Dataset rows for apps and sites
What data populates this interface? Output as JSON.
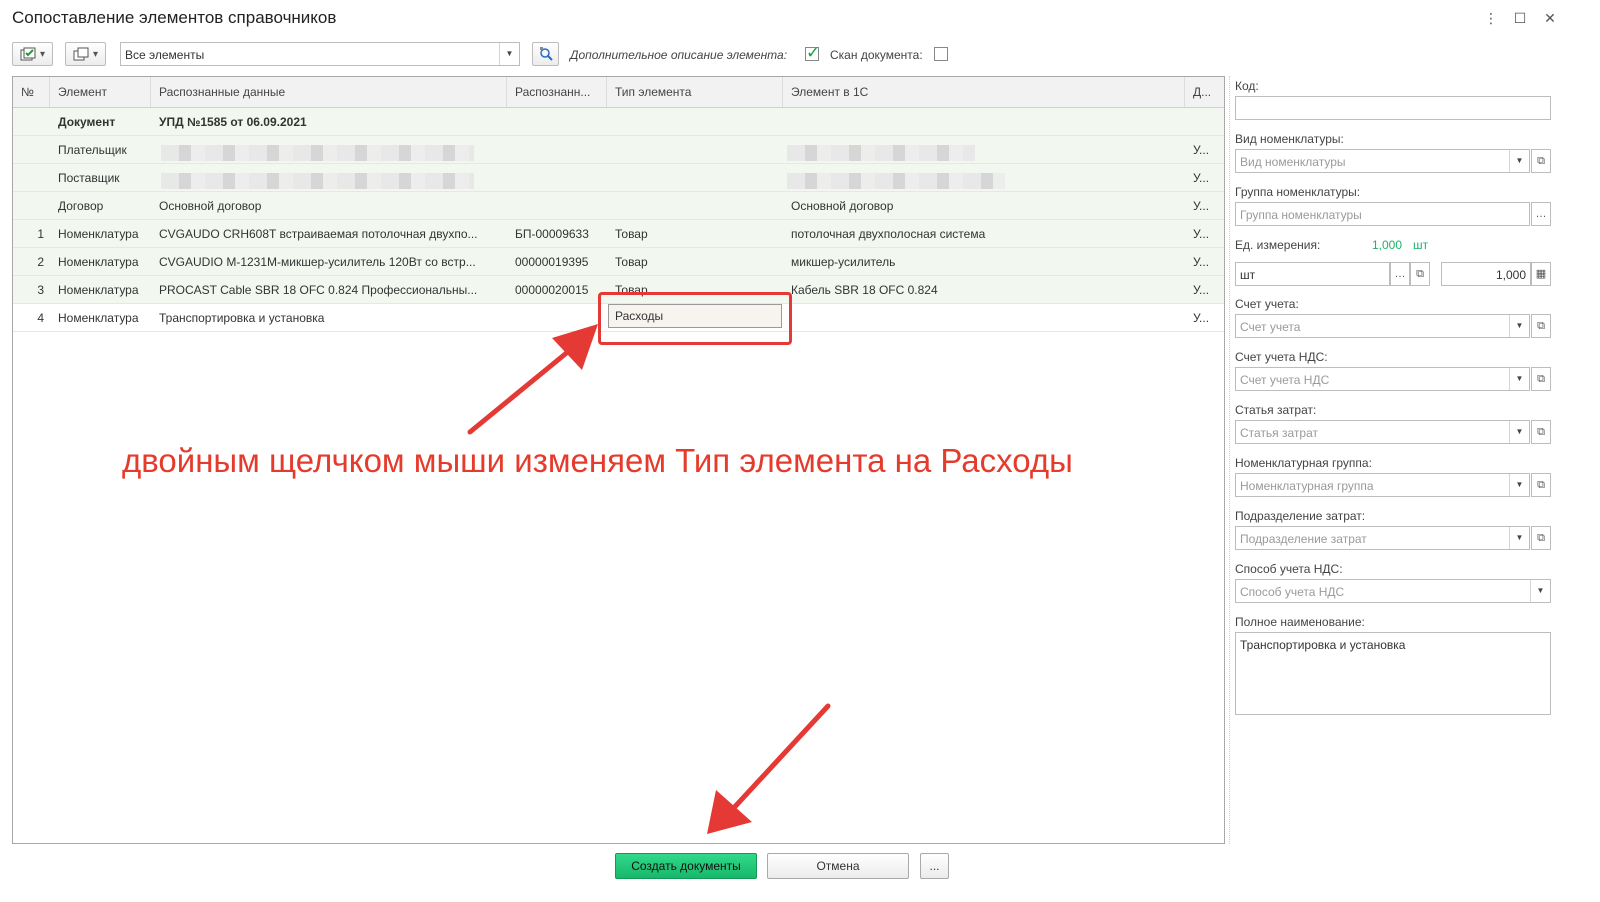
{
  "window": {
    "title": "Сопоставление элементов справочников"
  },
  "toolbar": {
    "filter_value": "Все элементы",
    "extra_desc_label": "Дополнительное описание элемента:",
    "extra_desc_checked": true,
    "scan_label": "Скан документа:",
    "scan_checked": false
  },
  "grid": {
    "columns": [
      "№",
      "Элемент",
      "Распознанные данные",
      "Распознанн...",
      "Тип элемента",
      "Элемент в 1С",
      "Д..."
    ],
    "rows": [
      {
        "num": "",
        "element": "Документ",
        "recognized": "УПД №1585 от 06.09.2021",
        "code": "",
        "type": "",
        "element1c": "",
        "d": "",
        "bold": true
      },
      {
        "num": "",
        "element": "Плательщик",
        "recognized": "",
        "code": "",
        "type": "",
        "element1c": "",
        "d": "У..."
      },
      {
        "num": "",
        "element": "Поставщик",
        "recognized": "",
        "code": "",
        "type": "",
        "element1c": "",
        "d": "У..."
      },
      {
        "num": "",
        "element": "Договор",
        "recognized": "Основной договор",
        "code": "",
        "type": "",
        "element1c": "Основной договор",
        "d": "У..."
      },
      {
        "num": "1",
        "element": "Номенклатура",
        "recognized": "CVGAUDO CRH608T встраиваемая потолочная двухпо...",
        "code": "БП-00009633",
        "type": "Товар",
        "element1c": "потолочная двухполосная система",
        "d": "У..."
      },
      {
        "num": "2",
        "element": "Номенклатура",
        "recognized": "CVGAUDIO M-1231M-микшер-усилитель 120Вт со встр...",
        "code": "00000019395",
        "type": "Товар",
        "element1c": "микшер-усилитель",
        "d": "У..."
      },
      {
        "num": "3",
        "element": "Номенклатура",
        "recognized": "PROCAST Cable SBR 18 OFC 0.824 Профессиональны...",
        "code": "00000020015",
        "type": "Товар",
        "element1c": "Кабель SBR 18 OFC 0.824",
        "d": "У..."
      },
      {
        "num": "4",
        "element": "Номенклатура",
        "recognized": "Транспортировка и установка",
        "code": "",
        "type": "",
        "element1c": "",
        "d": "У..."
      }
    ],
    "editing_value": "Расходы"
  },
  "annotation": "двойным щелчком мыши изменяем Тип элемента на Расходы",
  "side": {
    "code_label": "Код:",
    "vid_label": "Вид номенклатуры:",
    "vid_ph": "Вид номенклатуры",
    "group_label": "Группа номенклатуры:",
    "group_ph": "Группа номенклатуры",
    "unit_label": "Ед. измерения:",
    "unit_qty": "1,000",
    "unit_name": "шт",
    "unit_field": "шт",
    "unit_coef": "1,000",
    "account_label": "Счет учета:",
    "account_ph": "Счет учета",
    "vat_account_label": "Счет учета НДС:",
    "vat_account_ph": "Счет учета НДС",
    "cost_item_label": "Статья затрат:",
    "cost_item_ph": "Статья затрат",
    "nom_group_label": "Номенклатурная группа:",
    "nom_group_ph": "Номенклатурная группа",
    "dept_label": "Подразделение затрат:",
    "dept_ph": "Подразделение затрат",
    "vat_method_label": "Способ учета НДС:",
    "vat_method_ph": "Способ учета НДС",
    "full_name_label": "Полное наименование:",
    "full_name": "Транспортировка и установка"
  },
  "buttons": {
    "create": "Создать документы",
    "cancel": "Отмена",
    "more": "..."
  },
  "colors": {
    "accent_green": "#17b86a",
    "annotation_red": "#e53935",
    "row_green": "#f2f8ef"
  }
}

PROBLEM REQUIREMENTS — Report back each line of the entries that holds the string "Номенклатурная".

REPLY TO THE TASK —
    "nom_group_label": "Номенклатурная группа:",
    "nom_group_ph": "Номенклатурная группа",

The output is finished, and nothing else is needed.